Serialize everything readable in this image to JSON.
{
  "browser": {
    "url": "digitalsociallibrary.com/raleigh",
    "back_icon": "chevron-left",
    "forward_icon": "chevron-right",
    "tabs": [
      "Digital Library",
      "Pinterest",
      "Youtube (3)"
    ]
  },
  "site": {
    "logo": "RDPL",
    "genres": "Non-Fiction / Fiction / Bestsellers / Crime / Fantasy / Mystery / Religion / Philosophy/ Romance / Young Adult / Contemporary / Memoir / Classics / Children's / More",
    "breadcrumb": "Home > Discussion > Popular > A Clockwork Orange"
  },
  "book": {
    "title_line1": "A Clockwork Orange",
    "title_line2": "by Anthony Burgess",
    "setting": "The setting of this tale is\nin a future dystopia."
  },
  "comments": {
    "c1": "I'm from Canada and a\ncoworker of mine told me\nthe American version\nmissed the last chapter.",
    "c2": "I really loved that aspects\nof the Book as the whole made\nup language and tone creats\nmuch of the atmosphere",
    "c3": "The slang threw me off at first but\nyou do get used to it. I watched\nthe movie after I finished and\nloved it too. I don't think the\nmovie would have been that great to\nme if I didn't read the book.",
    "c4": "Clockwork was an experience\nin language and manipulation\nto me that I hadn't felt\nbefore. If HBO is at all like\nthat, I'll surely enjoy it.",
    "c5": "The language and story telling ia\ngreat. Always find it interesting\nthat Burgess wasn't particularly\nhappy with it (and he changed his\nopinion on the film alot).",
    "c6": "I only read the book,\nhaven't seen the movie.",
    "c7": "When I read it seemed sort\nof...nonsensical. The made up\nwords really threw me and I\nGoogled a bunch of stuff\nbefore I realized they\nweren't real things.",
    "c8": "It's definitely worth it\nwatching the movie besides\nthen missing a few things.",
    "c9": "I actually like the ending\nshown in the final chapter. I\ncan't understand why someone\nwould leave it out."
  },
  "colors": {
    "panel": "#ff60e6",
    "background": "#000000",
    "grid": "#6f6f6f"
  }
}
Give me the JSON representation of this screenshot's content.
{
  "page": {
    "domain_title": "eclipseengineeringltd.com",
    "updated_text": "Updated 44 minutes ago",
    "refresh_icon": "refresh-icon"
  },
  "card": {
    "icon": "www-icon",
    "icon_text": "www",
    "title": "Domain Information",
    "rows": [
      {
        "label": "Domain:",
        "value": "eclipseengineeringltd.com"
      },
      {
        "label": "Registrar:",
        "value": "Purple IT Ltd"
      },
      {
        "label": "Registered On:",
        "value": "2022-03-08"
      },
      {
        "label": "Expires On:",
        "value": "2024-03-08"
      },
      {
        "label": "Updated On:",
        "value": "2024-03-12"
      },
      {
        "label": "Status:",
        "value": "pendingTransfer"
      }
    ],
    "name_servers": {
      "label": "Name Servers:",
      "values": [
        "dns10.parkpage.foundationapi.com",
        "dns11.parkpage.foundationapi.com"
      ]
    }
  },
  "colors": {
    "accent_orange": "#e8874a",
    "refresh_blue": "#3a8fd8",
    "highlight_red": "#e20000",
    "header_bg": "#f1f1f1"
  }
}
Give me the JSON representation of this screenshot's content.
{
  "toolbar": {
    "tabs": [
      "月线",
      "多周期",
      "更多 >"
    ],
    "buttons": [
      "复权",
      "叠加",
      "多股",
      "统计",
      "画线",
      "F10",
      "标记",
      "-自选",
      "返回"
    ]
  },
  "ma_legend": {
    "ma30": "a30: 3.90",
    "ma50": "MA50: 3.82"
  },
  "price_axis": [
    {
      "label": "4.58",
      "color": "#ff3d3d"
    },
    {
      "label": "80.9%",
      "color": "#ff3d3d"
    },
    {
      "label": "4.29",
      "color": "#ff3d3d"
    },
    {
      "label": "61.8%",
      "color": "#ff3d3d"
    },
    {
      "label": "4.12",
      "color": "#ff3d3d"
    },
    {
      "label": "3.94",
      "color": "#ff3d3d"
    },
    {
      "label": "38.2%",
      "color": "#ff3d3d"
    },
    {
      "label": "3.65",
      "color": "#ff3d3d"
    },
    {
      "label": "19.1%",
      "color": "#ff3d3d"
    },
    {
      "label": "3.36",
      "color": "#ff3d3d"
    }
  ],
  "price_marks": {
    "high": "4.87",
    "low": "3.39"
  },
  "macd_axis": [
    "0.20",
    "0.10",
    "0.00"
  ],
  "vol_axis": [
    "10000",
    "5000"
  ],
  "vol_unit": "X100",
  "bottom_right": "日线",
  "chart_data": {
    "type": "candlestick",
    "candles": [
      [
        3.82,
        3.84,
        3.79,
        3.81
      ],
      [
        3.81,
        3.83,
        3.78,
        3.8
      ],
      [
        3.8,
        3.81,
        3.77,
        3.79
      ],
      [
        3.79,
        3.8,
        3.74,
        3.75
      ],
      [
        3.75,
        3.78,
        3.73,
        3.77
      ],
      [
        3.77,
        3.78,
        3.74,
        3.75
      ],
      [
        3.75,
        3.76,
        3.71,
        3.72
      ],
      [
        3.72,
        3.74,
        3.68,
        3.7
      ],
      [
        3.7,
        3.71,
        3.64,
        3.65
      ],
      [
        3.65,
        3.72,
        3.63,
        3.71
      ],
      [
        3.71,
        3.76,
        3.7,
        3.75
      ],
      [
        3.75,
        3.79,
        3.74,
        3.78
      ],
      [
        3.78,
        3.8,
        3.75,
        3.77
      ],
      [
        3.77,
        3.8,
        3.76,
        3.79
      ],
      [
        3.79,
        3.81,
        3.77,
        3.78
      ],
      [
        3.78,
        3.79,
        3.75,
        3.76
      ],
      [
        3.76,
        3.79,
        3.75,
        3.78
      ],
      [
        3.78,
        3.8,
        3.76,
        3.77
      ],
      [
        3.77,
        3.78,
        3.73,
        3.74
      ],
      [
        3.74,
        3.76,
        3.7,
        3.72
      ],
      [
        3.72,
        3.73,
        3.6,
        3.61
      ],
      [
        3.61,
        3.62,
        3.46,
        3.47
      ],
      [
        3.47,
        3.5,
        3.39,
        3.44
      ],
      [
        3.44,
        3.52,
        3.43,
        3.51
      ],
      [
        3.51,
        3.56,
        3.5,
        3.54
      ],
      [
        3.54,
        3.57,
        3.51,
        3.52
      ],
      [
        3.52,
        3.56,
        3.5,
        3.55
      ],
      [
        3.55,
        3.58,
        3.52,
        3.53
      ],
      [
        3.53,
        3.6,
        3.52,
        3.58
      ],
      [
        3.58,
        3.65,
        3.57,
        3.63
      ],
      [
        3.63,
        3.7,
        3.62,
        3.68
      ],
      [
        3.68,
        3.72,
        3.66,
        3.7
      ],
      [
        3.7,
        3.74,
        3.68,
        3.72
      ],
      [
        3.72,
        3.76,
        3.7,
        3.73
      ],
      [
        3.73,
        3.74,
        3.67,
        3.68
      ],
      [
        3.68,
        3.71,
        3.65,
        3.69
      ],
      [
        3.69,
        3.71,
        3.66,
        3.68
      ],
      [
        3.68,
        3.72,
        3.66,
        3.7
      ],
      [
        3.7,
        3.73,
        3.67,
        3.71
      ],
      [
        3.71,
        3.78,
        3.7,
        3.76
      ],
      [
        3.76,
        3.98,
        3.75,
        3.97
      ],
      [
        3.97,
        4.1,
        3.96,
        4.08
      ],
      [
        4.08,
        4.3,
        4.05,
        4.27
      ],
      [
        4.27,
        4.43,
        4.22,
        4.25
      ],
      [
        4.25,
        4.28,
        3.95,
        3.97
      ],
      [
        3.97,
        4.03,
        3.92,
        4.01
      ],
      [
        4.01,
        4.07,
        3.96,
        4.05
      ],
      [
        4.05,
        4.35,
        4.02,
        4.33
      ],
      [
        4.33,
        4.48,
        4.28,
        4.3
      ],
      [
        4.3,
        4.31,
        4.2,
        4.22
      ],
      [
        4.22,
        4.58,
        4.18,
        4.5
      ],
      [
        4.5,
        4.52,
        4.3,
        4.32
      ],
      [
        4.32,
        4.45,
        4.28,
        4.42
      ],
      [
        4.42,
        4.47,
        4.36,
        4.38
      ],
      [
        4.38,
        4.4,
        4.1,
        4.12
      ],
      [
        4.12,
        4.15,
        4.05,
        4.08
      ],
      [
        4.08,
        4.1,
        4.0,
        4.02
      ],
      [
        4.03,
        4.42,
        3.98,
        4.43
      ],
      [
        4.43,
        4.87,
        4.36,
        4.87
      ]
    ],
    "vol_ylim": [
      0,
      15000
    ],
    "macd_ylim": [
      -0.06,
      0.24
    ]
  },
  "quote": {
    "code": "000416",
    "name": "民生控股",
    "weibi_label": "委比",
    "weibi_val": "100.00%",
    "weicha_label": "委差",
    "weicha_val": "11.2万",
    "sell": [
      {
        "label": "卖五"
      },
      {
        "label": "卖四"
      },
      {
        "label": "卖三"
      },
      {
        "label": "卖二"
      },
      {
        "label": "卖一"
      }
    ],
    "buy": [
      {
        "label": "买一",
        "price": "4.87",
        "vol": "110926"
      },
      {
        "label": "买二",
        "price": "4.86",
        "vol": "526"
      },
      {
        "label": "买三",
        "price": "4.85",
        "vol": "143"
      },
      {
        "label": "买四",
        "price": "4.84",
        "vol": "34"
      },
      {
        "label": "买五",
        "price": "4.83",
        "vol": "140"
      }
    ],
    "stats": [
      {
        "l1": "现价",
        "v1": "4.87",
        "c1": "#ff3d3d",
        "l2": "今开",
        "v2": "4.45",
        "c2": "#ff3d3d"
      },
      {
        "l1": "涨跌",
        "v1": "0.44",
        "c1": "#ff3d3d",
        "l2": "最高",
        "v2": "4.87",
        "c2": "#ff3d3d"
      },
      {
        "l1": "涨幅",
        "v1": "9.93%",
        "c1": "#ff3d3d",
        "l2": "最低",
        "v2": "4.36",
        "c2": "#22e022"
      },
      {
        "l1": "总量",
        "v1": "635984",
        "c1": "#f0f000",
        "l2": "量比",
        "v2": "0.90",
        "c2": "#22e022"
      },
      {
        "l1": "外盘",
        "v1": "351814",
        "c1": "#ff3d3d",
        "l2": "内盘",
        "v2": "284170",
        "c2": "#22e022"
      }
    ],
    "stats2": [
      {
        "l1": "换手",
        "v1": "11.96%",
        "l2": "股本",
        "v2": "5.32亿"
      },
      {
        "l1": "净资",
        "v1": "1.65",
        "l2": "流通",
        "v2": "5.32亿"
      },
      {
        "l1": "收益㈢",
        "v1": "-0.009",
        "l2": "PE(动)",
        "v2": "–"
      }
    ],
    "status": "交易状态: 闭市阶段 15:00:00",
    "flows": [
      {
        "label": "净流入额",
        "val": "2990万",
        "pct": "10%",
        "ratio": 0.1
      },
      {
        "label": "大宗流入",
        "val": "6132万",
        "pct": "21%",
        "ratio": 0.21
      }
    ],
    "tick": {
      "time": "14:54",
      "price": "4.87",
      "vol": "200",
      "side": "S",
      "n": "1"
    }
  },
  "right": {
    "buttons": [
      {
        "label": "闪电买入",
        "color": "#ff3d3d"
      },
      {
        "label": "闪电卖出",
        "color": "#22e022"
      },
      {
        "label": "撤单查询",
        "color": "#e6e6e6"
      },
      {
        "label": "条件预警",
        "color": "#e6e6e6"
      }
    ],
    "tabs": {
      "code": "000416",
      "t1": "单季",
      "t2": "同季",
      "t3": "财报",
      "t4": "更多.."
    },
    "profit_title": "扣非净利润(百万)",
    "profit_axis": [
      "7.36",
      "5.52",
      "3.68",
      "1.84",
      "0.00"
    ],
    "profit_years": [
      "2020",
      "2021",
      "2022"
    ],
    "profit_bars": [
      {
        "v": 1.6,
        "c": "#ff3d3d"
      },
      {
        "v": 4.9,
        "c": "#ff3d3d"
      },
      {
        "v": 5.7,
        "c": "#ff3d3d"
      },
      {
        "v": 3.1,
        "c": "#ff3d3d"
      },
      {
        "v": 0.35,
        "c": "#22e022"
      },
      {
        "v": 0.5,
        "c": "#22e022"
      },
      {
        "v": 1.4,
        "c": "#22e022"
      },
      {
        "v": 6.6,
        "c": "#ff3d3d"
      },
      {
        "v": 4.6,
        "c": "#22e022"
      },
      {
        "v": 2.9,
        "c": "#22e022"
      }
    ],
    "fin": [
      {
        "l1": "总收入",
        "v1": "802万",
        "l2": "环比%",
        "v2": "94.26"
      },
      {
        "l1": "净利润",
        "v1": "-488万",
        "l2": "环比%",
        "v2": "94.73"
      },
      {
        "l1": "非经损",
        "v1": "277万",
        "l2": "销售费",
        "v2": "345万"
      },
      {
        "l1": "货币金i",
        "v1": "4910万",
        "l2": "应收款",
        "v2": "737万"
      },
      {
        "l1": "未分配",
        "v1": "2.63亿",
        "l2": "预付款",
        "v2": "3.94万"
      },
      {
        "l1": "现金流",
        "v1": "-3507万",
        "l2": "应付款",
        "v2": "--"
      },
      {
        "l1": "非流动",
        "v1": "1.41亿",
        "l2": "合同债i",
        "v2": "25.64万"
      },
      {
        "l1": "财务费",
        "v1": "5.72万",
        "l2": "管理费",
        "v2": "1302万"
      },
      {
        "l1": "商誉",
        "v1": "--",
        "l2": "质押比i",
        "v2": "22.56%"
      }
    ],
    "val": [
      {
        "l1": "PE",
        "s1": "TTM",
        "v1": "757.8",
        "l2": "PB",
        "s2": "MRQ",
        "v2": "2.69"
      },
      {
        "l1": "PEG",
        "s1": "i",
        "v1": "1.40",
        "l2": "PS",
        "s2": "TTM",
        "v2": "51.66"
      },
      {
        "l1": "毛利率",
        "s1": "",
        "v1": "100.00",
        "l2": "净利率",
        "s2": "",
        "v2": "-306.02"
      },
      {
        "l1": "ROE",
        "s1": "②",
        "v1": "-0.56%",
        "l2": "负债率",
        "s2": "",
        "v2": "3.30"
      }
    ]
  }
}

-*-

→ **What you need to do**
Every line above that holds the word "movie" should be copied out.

→ **Solution to this exercise**
    "c3": "The slang threw me off at first but\nyou do get used to it. I watched\nthe movie after I finished and\nloved it too. I don't think the\nmovie would have been that great to\nme if I didn't read the book.",
    "c6": "I only read the book,\nhaven't seen the movie.",
    "c8": "It's definitely worth it\nwatching the movie besides\nthen missing a few things.",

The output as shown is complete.